Republican Quico Canseco (CD-23) rode the Tea Party wave into office in 2010, vowing to stop “business as usual” in Washington DC. Quite naturally, now that he's up for re-election, Canseco is cozying up to the special interests and fat-cat lobbyists he campaigned against.
CBS News recently reported on an exclusive fundraising get-away with NRCC Chair Pete Sessions (CD-32) in Key Largo, where 14 Republican Congressmen gathered to rub shoulders with lobbyists and special interests. Canseco hosted a happy hour that required a $10,000 check at the door. Individual attendees could give a max of $46,200 at the event; all proceeds were split amongst the 12 Republican freshmen.
Now, high-dollar fundraisers are nothing new to politics. But it's noteworthy that Canseco, who ran for office campaigning to stand up to special interests in Washington DC is now toeing the Republican party line and taking money from lobbyists who represent corporate interests that are desperate for the GOP to stay in power. Canseco is selling out to the highest special-interest bidders, to the detriment of the working families in Texas.

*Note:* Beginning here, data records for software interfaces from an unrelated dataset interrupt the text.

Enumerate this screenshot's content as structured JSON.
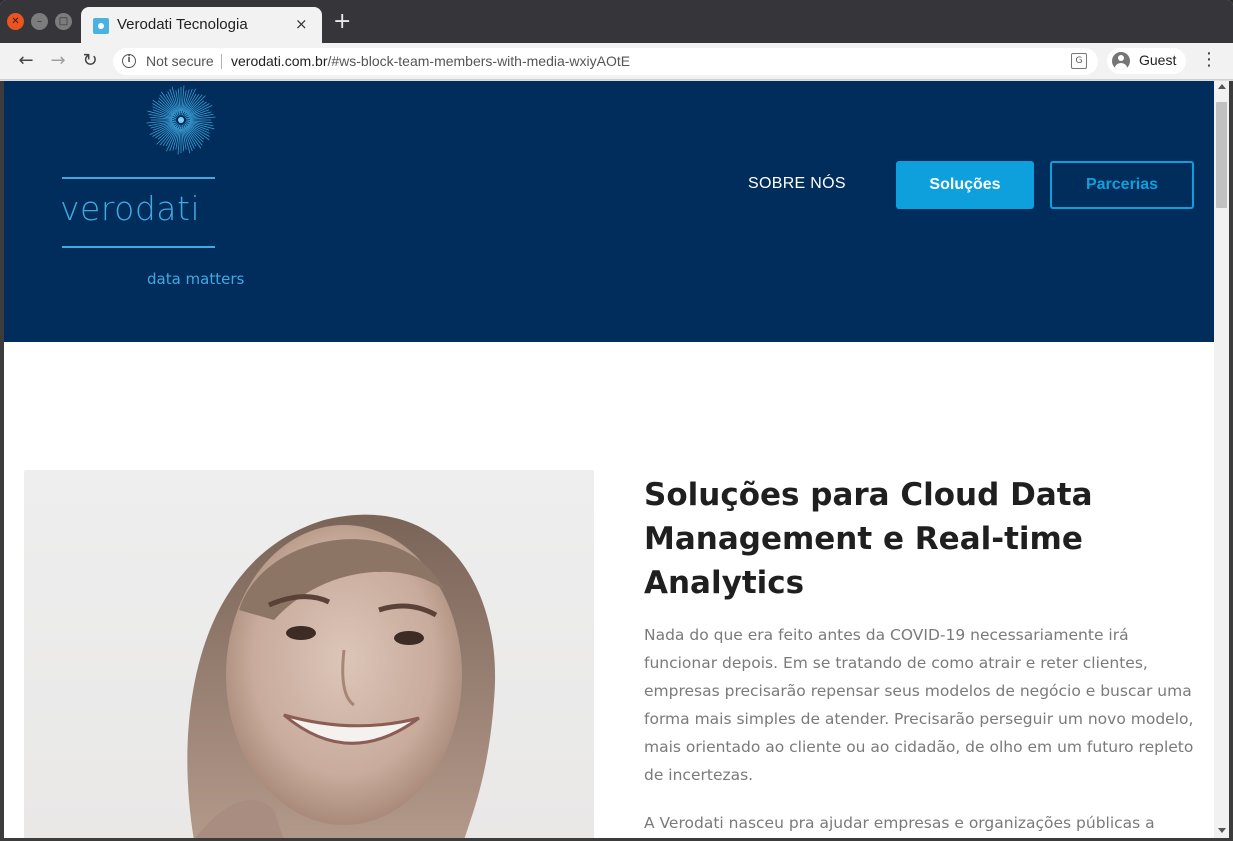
{
  "browser": {
    "tab_title": "Verodati Tecnologia",
    "tab_close": "×",
    "new_tab": "+",
    "security_label": "Not secure",
    "url_host": "verodati.com.br",
    "url_path": "/#ws-block-team-members-with-media-wxiyAOtE",
    "profile_label": "Guest",
    "back_glyph": "←",
    "forward_glyph": "→",
    "reload_glyph": "↻",
    "menu_glyph": "⋮"
  },
  "header": {
    "logo_word": "verodati",
    "tagline": "data matters",
    "nav": {
      "sobre": "SOBRE NÓS",
      "solucoes": "Soluções",
      "parcerias": "Parcerias"
    },
    "colors": {
      "background": "#002d5c",
      "accent": "#0ea0dc",
      "logo": "#41a9e0"
    }
  },
  "content": {
    "title": "Soluções para Cloud Data Management e Real-time Analytics",
    "paragraph_1": "Nada do que era feito antes da COVID-19 necessariamente irá funcionar depois. Em se tratando de como atrair e reter clientes, empresas precisarão repensar seus modelos de negócio e buscar uma forma mais simples de atender. Precisarão perseguir um novo modelo, mais orientado ao cliente ou ao cidadão, de olho em um futuro repleto de incertezas.",
    "paragraph_2": "A Verodati nasceu pra ajudar empresas e organizações públicas a"
  }
}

The sad thing is, Canseco's willingness to consort with these corporate lobbyists suggests that he's already fully on board with their agenda. Political science research has shown that most lobbyists don't direct their large campaign donations to lawmakers they need to persuade — instead, special interests funnel them to their BFF's and allies, their most certain votes, to make sure their friends stay in office to gladly, happily do the bidding of these special interests. Or as Ezra Klein puts it, “lobbyists act like a volunteer, and highly skilled, army for politicians who already agree with them.”
The CBS report points out that the NRCC refused to release a guest list from the event. However, the Congressmembers in attendance will file FEC reports soon enough, and one can only expect researchers to find out exactly which special interests came to rub elbows with the Republicans in Key Largo.
In the meantime, I was curious to see how the $10,000 cocktail party in Key Largo stacked up to life for Canseco's constituents back in the 23rd district. The cost of the happy hour he hosted is barely lower than the mean annual Social Security income of constituents in his district, at $13,000. I'm pretty sure seniors on fixed incomes can't pony up most of their annual Social Security income for some drinks or thousands more for a round of golf. But I'm sure Canseco cares about their concerns just as much. I am sure he plays golf with them for free.
Thankfully, Democrats have a strong chance of ousting Quico Canseco this cycle — State Rep. Pete Gallego, former Congressman Ciro Rodriguez, and John Bustamante are all battling to take on Quico in November.